The ceramic technology of the architectural glazed tiles of Huangwa Kiln, Liaoning Province, China –  PDF
Parallel developments in Chinese porcelain technology in the 13th – 14th centuries AD –  PDF
Luminescence dating of ceramic building materials: application to the study of early medieval churches in north-western France and south-eastern England –  PDF
Computerised documentation of painted decoration on pottery vessels using 3D scanning –  PDF
Insights into manufacturing techniques of archaeological pottery: Industrial X-ray computed tomography as a tool in the examination of cultural material –  PDF
Thermal shock resistance of tempered archaeological ceramics –  PDF
The second life of ceramics: a new home in a lime environment –  PDF

SAA November 6 Online Seminar Now Open

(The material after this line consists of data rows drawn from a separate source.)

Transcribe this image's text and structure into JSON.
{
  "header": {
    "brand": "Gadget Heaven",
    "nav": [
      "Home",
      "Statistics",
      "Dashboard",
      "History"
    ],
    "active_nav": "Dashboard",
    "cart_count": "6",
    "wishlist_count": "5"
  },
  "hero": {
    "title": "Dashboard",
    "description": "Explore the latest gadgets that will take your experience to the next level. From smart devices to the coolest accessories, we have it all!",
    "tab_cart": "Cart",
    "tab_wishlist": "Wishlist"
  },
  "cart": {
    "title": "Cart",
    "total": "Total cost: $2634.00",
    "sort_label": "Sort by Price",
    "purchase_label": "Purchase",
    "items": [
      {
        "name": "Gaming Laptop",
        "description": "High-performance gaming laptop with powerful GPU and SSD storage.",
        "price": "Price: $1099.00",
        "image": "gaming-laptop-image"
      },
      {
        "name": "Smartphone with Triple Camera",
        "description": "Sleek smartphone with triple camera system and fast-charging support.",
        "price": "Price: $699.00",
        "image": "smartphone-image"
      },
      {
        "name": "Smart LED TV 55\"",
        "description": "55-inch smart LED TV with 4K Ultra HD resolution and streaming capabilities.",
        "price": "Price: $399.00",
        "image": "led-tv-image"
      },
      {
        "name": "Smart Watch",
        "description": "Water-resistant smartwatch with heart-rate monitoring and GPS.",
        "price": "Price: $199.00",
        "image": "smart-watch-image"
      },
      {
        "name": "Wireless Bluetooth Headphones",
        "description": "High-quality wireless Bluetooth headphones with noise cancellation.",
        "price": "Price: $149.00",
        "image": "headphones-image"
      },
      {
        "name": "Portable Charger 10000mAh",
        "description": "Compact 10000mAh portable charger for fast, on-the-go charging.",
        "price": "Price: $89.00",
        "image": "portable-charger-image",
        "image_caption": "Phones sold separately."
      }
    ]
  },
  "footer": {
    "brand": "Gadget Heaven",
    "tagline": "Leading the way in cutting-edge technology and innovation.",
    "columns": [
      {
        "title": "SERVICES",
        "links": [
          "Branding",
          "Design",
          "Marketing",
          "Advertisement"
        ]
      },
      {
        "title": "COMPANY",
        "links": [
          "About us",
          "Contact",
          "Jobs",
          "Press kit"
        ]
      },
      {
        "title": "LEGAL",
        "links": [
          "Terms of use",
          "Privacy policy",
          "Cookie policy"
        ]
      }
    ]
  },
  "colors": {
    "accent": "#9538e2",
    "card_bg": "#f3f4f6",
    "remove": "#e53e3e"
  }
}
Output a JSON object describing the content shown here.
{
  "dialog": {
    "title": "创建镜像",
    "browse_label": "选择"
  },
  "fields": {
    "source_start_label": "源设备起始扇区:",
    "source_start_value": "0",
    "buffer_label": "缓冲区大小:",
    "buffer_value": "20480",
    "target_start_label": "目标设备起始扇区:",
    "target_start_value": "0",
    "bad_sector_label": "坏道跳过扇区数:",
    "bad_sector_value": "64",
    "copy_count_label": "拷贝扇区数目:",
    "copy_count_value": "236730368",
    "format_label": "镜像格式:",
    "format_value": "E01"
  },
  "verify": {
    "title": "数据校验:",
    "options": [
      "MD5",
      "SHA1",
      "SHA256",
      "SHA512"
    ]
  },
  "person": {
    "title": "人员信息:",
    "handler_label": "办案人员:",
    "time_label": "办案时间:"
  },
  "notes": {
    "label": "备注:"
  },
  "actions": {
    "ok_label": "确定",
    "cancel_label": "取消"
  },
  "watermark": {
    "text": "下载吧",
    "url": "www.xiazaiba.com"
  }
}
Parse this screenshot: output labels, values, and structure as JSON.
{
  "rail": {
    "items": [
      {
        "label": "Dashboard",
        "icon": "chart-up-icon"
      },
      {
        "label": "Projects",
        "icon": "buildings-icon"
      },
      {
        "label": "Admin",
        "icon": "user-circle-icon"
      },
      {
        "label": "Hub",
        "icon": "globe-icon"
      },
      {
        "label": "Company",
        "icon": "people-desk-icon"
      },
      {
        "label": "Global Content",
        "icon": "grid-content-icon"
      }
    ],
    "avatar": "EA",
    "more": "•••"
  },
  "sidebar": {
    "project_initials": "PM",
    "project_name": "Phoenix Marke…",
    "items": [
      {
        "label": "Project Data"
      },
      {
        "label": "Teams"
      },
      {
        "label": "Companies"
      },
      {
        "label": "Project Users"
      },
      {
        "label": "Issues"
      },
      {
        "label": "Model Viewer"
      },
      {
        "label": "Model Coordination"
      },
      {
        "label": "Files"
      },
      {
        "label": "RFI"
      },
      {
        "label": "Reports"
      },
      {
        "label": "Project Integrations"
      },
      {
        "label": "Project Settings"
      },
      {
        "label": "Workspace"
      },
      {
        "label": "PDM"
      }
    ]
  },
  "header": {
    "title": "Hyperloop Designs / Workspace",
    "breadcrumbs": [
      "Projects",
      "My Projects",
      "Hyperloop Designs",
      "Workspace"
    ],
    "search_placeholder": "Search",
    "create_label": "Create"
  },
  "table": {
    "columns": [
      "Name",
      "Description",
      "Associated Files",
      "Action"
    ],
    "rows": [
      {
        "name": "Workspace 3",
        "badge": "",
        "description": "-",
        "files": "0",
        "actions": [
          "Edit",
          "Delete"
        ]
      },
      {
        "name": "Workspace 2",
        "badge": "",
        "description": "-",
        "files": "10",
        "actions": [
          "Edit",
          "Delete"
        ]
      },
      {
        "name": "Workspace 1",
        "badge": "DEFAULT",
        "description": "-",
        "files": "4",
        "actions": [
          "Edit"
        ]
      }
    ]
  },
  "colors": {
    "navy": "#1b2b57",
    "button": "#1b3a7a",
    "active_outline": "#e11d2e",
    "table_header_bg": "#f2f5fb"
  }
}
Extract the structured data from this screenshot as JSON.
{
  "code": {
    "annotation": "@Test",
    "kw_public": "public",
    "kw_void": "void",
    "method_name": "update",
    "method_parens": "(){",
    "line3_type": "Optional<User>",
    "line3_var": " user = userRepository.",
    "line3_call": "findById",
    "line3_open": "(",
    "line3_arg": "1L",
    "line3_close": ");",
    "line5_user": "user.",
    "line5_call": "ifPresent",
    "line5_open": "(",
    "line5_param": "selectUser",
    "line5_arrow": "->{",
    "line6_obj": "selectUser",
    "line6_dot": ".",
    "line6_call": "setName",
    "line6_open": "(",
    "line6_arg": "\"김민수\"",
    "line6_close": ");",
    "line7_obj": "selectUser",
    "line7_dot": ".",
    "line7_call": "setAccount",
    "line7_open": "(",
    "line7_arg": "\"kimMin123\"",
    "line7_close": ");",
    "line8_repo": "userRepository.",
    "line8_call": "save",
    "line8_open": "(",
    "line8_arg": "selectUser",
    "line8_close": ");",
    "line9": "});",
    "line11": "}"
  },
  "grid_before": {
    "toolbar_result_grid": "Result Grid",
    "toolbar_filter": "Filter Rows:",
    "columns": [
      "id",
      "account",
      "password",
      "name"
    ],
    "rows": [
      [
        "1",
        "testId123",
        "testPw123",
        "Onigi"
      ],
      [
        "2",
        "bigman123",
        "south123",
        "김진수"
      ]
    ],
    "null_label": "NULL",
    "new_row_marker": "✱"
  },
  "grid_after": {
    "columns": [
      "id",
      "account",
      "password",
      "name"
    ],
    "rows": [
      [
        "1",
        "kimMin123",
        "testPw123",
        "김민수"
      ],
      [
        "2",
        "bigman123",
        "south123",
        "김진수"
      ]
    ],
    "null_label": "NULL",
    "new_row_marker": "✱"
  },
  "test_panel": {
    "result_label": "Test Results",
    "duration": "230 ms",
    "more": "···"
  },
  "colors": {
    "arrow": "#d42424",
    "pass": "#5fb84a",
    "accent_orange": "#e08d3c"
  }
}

Please direct all replies to

Back by popular demand — a  free , 2-hour class taught by former SAA President Fred Limp!

New developments in technologies for the measurement of form and space in archaeology: An introduction for students.  This online workshop is free to SAA members and will be taught by Dr. Fred Limp, RPA. Dr. Limp has been involved in the application of geomatics methods to archaeology for more than three decades. He was the founder and director of the Center for Advanced Spatial Technologies for 18 years, and has taught numerous undergraduate and graduate and short courses on the topic.

Exactly 60 years ago Gordon Willey famously stated that the objectives of archaeology are “approached by the study and manipulation of three basic factors: form, space and time.” Since then we have seen the huge impact that improved technologies for the measurement of time have had on the field. We are currently in the midst of a similar revolution in the methods for the measurement of space and form. The workshop is designed as an introduction to these developments – providing an accessible review of the characteristics and uses of such methods as high-resolution GNSS, “laser scanning,” close range photogrammetry and related methods for the measurement of space and form of landscapes, sites, structures and objects.

Course: New developments in technologies for the measurement of form and space in archaeology: An introduction for students.

Instructor: Dr. Fred Limp, RPA

Date: November 6, 2014

Time: 2:00-4:00 PM EST

Space is limited and seats fill up quickly. Register today at